"Lucy!" That was Mom. Lucy jumped up, startling Red, and headed for the house.
"Could you please peel these potatoes, Lucy?" asked Mom. "We've having David's over for supper."
Lucy sighed, "I hoped I could read Matthew 5, Mom, but I can do it later."
"How about if I quote some of the verses I remember while we work?" asked Mom. "Maybe you could get my Bible to help me."
"My! You do good, Mom!" exclaimed Lucy a few minutes later.
Mom smiled, "I learned it long ago in school, too," she said. "Now let's get supper fixed."
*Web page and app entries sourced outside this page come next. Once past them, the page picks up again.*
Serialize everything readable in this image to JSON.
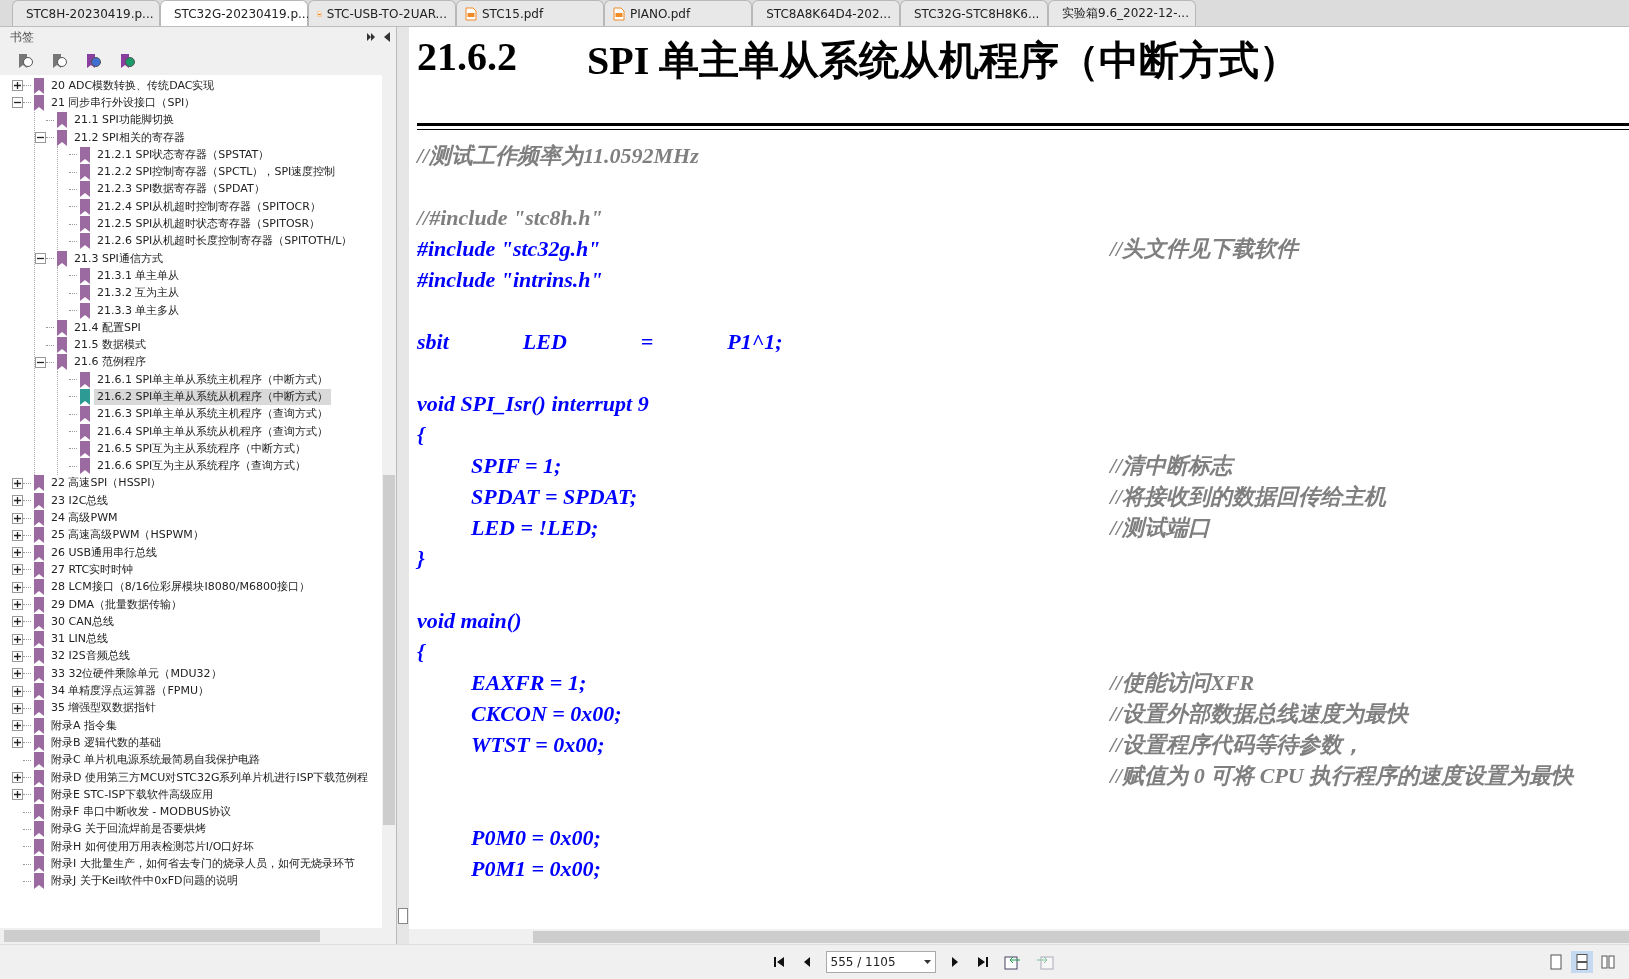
{
  "tabs": [
    {
      "label": "STC8H-20230419.p...",
      "selected": false
    },
    {
      "label": "STC32G-20230419.p...",
      "selected": true
    },
    {
      "label": "STC-USB-TO-2UAR...",
      "selected": false
    },
    {
      "label": "STC15.pdf",
      "selected": false
    },
    {
      "label": "PIANO.pdf",
      "selected": false
    },
    {
      "label": "STC8A8K64D4-202...",
      "selected": false
    },
    {
      "label": "STC32G-STC8H8K6...",
      "selected": false
    },
    {
      "label": "实验箱9.6_2022-12-...",
      "selected": false
    }
  ],
  "sidebar": {
    "title": "书签",
    "items": [
      {
        "label": "20 ADC模数转换、传统DAC实现",
        "kind": "folder",
        "expanded": false,
        "selected": false
      },
      {
        "label": "21 同步串行外设接口（SPI）",
        "kind": "folder",
        "expanded": true,
        "selected": false,
        "children": [
          {
            "label": "21.1 SPI功能脚切换",
            "kind": "leaf",
            "selected": false
          },
          {
            "label": "21.2 SPI相关的寄存器",
            "kind": "folder",
            "expanded": true,
            "selected": false,
            "children": [
              {
                "label": "21.2.1 SPI状态寄存器（SPSTAT）",
                "kind": "leaf",
                "selected": false
              },
              {
                "label": "21.2.2 SPI控制寄存器（SPCTL），SPI速度控制",
                "kind": "leaf",
                "selected": false
              },
              {
                "label": "21.2.3 SPI数据寄存器（SPDAT）",
                "kind": "leaf",
                "selected": false
              },
              {
                "label": "21.2.4 SPI从机超时控制寄存器（SPITOCR）",
                "kind": "leaf",
                "selected": false
              },
              {
                "label": "21.2.5 SPI从机超时状态寄存器（SPITOSR）",
                "kind": "leaf",
                "selected": false
              },
              {
                "label": "21.2.6 SPI从机超时长度控制寄存器（SPITOTH/L）",
                "kind": "leaf",
                "selected": false
              }
            ]
          },
          {
            "label": "21.3 SPI通信方式",
            "kind": "folder",
            "expanded": true,
            "selected": false,
            "children": [
              {
                "label": "21.3.1 单主单从",
                "kind": "leaf",
                "selected": false
              },
              {
                "label": "21.3.2 互为主从",
                "kind": "leaf",
                "selected": false
              },
              {
                "label": "21.3.3 单主多从",
                "kind": "leaf",
                "selected": false
              }
            ]
          },
          {
            "label": "21.4 配置SPI",
            "kind": "leaf",
            "selected": false
          },
          {
            "label": "21.5 数据模式",
            "kind": "leaf",
            "selected": false
          },
          {
            "label": "21.6 范例程序",
            "kind": "folder",
            "expanded": true,
            "selected": false,
            "children": [
              {
                "label": "21.6.1 SPI单主单从系统主机程序（中断方式）",
                "kind": "leaf",
                "selected": false
              },
              {
                "label": "21.6.2 SPI单主单从系统从机程序（中断方式）",
                "kind": "leaf",
                "selected": true
              },
              {
                "label": "21.6.3 SPI单主单从系统主机程序（查询方式）",
                "kind": "leaf",
                "selected": false
              },
              {
                "label": "21.6.4 SPI单主单从系统从机程序（查询方式）",
                "kind": "leaf",
                "selected": false
              },
              {
                "label": "21.6.5 SPI互为主从系统程序（中断方式）",
                "kind": "leaf",
                "selected": false
              },
              {
                "label": "21.6.6 SPI互为主从系统程序（查询方式）",
                "kind": "leaf",
                "selected": false
              }
            ]
          }
        ]
      },
      {
        "label": "22 高速SPI（HSSPI）",
        "kind": "folder",
        "expanded": false,
        "selected": false
      },
      {
        "label": "23 I2C总线",
        "kind": "folder",
        "expanded": false,
        "selected": false
      },
      {
        "label": "24 高级PWM",
        "kind": "folder",
        "expanded": false,
        "selected": false
      },
      {
        "label": "25 高速高级PWM（HSPWM）",
        "kind": "folder",
        "expanded": false,
        "selected": false
      },
      {
        "label": "26 USB通用串行总线",
        "kind": "folder",
        "expanded": false,
        "selected": false
      },
      {
        "label": "27 RTC实时时钟",
        "kind": "folder",
        "expanded": false,
        "selected": false
      },
      {
        "label": "28 LCM接口（8/16位彩屏模块I8080/M6800接口）",
        "kind": "folder",
        "expanded": false,
        "selected": false
      },
      {
        "label": "29 DMA（批量数据传输）",
        "kind": "folder",
        "expanded": false,
        "selected": false
      },
      {
        "label": "30 CAN总线",
        "kind": "folder",
        "expanded": false,
        "selected": false
      },
      {
        "label": "31 LIN总线",
        "kind": "folder",
        "expanded": false,
        "selected": false
      },
      {
        "label": "32 I2S音频总线",
        "kind": "folder",
        "expanded": false,
        "selected": false
      },
      {
        "label": "33 32位硬件乘除单元（MDU32）",
        "kind": "folder",
        "expanded": false,
        "selected": false
      },
      {
        "label": "34 单精度浮点运算器（FPMU）",
        "kind": "folder",
        "expanded": false,
        "selected": false
      },
      {
        "label": "35 增强型双数据指针",
        "kind": "folder",
        "expanded": false,
        "selected": false
      },
      {
        "label": "附录A 指令集",
        "kind": "folder",
        "expanded": false,
        "selected": false
      },
      {
        "label": "附录B 逻辑代数的基础",
        "kind": "folder",
        "expanded": false,
        "selected": false
      },
      {
        "label": "附录C 单片机电源系统最简易自我保护电路",
        "kind": "leaf",
        "selected": false
      },
      {
        "label": "附录D 使用第三方MCU对STC32G系列单片机进行ISP下载范例程",
        "kind": "folder",
        "expanded": false,
        "selected": false
      },
      {
        "label": "附录E STC-ISP下载软件高级应用",
        "kind": "folder",
        "expanded": false,
        "selected": false
      },
      {
        "label": "附录F 串口中断收发 - MODBUS协议",
        "kind": "leaf",
        "selected": false
      },
      {
        "label": "附录G 关于回流焊前是否要烘烤",
        "kind": "leaf",
        "selected": false
      },
      {
        "label": "附录H 如何使用万用表检测芯片I/O口好坏",
        "kind": "leaf",
        "selected": false
      },
      {
        "label": "附录I 大批量生产，如何省去专门的烧录人员，如何无烧录环节",
        "kind": "leaf",
        "selected": false
      },
      {
        "label": "附录J 关于Keil软件中0xFD问题的说明",
        "kind": "leaf",
        "selected": false
      }
    ]
  },
  "page": {
    "heading_number": "21.6.2",
    "heading_title": "SPI 单主单从系统从机程序（中断方式）",
    "lines": [
      {
        "kind": "comment",
        "parts": [
          "//测试工作频率为11.0592MHz"
        ]
      },
      {
        "kind": "blank"
      },
      {
        "kind": "comment",
        "parts": [
          "//#include \"stc8h.h\""
        ]
      },
      {
        "kind": "code",
        "parts": [
          "#include \"stc32g.h\""
        ],
        "comment": "//头文件见下载软件"
      },
      {
        "kind": "code",
        "parts": [
          "#include \"intrins.h\""
        ]
      },
      {
        "kind": "blank"
      },
      {
        "kind": "code",
        "parts": [
          "sbit",
          "LED",
          "=",
          "P1^1;"
        ]
      },
      {
        "kind": "blank"
      },
      {
        "kind": "code",
        "parts": [
          "void SPI_Isr() interrupt 9"
        ]
      },
      {
        "kind": "code",
        "parts": [
          "{"
        ]
      },
      {
        "kind": "indented",
        "parts": [
          "SPIF = 1;"
        ],
        "comment": "//清中断标志"
      },
      {
        "kind": "indented",
        "parts": [
          "SPDAT = SPDAT;"
        ],
        "comment": "//将接收到的数据回传给主机"
      },
      {
        "kind": "indented",
        "parts": [
          "LED = !LED;"
        ],
        "comment": "//测试端口"
      },
      {
        "kind": "code",
        "parts": [
          "}"
        ]
      },
      {
        "kind": "blank"
      },
      {
        "kind": "code",
        "parts": [
          "void main()"
        ]
      },
      {
        "kind": "code",
        "parts": [
          "{"
        ]
      },
      {
        "kind": "indented",
        "parts": [
          "EAXFR = 1;"
        ],
        "comment": "//使能访问XFR"
      },
      {
        "kind": "indented",
        "parts": [
          "CKCON = 0x00;"
        ],
        "comment": "//设置外部数据总线速度为最快"
      },
      {
        "kind": "indented",
        "parts": [
          "WTST = 0x00;"
        ],
        "comment": "//设置程序代码等待参数，"
      },
      {
        "kind": "continuation",
        "comment": "//赋值为 0 可将 CPU 执行程序的速度设置为最快"
      },
      {
        "kind": "blank"
      },
      {
        "kind": "indented",
        "parts": [
          "P0M0 = 0x00;"
        ]
      },
      {
        "kind": "indented",
        "parts": [
          "P0M1 = 0x00;"
        ]
      }
    ]
  },
  "toolbar": {
    "page_field": "555 / 1105",
    "view_modes": [
      {
        "selected": false
      },
      {
        "selected": true
      },
      {
        "selected": false
      }
    ]
  }
}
The evening went quickly for Lucy. David's had a girl named Jane a year older than Lucy. So Lucy and Jane played. But Jane was so bossy! Lucy couldn't do anything right. She tried to play nicely but inside her heart, she felt hot pricks of anger.
Later she asked Mom, "Why is Jane so bossy? I don't like her!"
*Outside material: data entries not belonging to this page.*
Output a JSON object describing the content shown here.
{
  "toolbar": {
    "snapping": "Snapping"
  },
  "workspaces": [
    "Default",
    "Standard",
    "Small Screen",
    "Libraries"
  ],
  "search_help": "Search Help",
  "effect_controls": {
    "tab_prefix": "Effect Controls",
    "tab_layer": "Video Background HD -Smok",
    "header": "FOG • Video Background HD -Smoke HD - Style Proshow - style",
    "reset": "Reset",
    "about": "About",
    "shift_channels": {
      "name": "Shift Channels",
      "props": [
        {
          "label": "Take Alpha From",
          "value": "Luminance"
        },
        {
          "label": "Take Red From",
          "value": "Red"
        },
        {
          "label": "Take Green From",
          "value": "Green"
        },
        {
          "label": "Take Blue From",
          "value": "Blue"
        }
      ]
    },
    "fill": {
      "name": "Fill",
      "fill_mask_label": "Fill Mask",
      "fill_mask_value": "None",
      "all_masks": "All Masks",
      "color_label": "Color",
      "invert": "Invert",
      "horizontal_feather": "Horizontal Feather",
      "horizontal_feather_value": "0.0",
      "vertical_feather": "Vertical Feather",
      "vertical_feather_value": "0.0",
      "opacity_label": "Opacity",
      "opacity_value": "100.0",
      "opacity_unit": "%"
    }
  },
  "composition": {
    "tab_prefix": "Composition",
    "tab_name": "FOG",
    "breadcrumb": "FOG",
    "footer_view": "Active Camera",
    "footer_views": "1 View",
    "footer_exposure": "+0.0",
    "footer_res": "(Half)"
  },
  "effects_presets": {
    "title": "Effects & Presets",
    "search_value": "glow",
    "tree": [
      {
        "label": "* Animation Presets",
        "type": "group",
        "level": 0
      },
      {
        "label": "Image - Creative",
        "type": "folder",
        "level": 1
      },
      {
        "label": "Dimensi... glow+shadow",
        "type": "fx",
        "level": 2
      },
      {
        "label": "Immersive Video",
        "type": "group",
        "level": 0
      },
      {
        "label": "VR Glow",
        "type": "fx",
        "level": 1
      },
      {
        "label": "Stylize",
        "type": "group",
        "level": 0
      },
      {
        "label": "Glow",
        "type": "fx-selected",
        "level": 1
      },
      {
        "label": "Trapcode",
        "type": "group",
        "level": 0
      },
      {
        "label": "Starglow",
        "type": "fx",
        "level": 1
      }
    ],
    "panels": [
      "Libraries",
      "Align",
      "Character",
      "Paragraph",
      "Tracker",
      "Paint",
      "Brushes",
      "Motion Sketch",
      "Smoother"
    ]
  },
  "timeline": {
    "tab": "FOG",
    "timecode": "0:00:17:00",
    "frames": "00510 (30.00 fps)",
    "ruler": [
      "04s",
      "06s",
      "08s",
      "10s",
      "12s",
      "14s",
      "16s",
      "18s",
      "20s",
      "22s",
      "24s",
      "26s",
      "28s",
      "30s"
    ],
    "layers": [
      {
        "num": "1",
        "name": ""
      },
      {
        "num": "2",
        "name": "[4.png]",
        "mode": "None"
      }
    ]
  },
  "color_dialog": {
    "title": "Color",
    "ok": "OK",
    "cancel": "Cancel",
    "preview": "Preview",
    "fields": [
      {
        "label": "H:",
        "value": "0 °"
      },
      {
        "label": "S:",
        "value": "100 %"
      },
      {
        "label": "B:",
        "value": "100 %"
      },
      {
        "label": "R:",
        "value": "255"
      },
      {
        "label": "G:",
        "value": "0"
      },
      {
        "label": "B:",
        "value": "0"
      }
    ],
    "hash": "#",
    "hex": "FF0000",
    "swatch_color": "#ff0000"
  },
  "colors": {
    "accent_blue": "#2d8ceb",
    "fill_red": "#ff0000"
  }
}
"Lucy," Mom spoke gently. "I think I just thought of the verse you need to practice. It's this one: 'Love your enemies; bless them that curse you; do good to them that hate you; and pray for them which despitefully use you and persecute you.'"
"But Mom! She acted ugly to Red and she broke one of my plates!" cried Lucy. "How can I love her?"
"What does the verse say?" asked Mother, sitting down and opening her Bible. "Love them, bless them, pray for them, do good to them.... Looks like you have your work all laid out for you, Lucy." Mother's eyes sparkled. "Who knows, Lucy? If you practice this verse, Jane might change and be nicer. Anyhow, it won't hurt to try. Want to?"
Lucy mumbled, "I guess so."
"Don't forget to ask God to help you," reminded Mom.
Days passed. Lucy nearly forgot her verse, but now and then she would see Jane and she'd wonder how she was ever going to love her. Jane loved to be the leader. She wanted to direct the games. She insisted she was right. Lucy played with other friends, so how could she practice on Jane?
That is what she asked Mom one night after supper.
"You can play in her group and get lots of practice," suggested mom, her eyes twinkling.
Lucy wrinkled her nose and sighed. Jane's group was just little ones because the bigger children didn't like to be bossed. But Lucy decided to try it. She had been praying for Jane, now maybe she could find a way to do good to her.
Next day Lucy walked slowly over to Jane's group. "Hi, Jane!" she called. "Can I play, too?"
Jane's mouth dropped open. Then she smiled and said, "Oh, yes! Just take a spot there by Benny. We're playing 'Drop the Hanky'! It's our favorite, isn't it children?" All the children nodded eagerly and Lucy found her spot. As the game went on, Lucy had to actually admit that it was fun, even though Jane told everyone what to do.
"That was fun," Lucy said to Jane as they walked toward the school. "The little ones really like you, too, don't they?"
"Oh, yes!" exclaimed Jane. "I love little children." Then she lowered her voice. "Someday I'd like to be a teacher."
Lucy looked surprised. "Why I think you would make a really good teacher, Jane," she said sincerely.
Jane's eyes sparkled. "We'd better hurry or we will be tardy," she said and the two girls ran the rest of the way.
Lucy was all excited after school. "Mom," she called. "Mom, it worked! I did good to Jane! And it was even fun!" Then she told Mom what had happened. Mom smiled and nodded. "So Jane wants to be a teacher. That's a good thing to work toward."
"Yes," said Lucy. "And I think she'll be a good one. She loves little ones and they love her and she handles them really well."
"So you found something good about Jane, didn't you?" asked Mom.
"Yes," said Lucy. "I'm glad I did what you said. Now I can understand why Jane is the way she is, and I won't have such a hard time getting along with her. I'm glad I decided to practice Matthew 5:44."
Return to children's index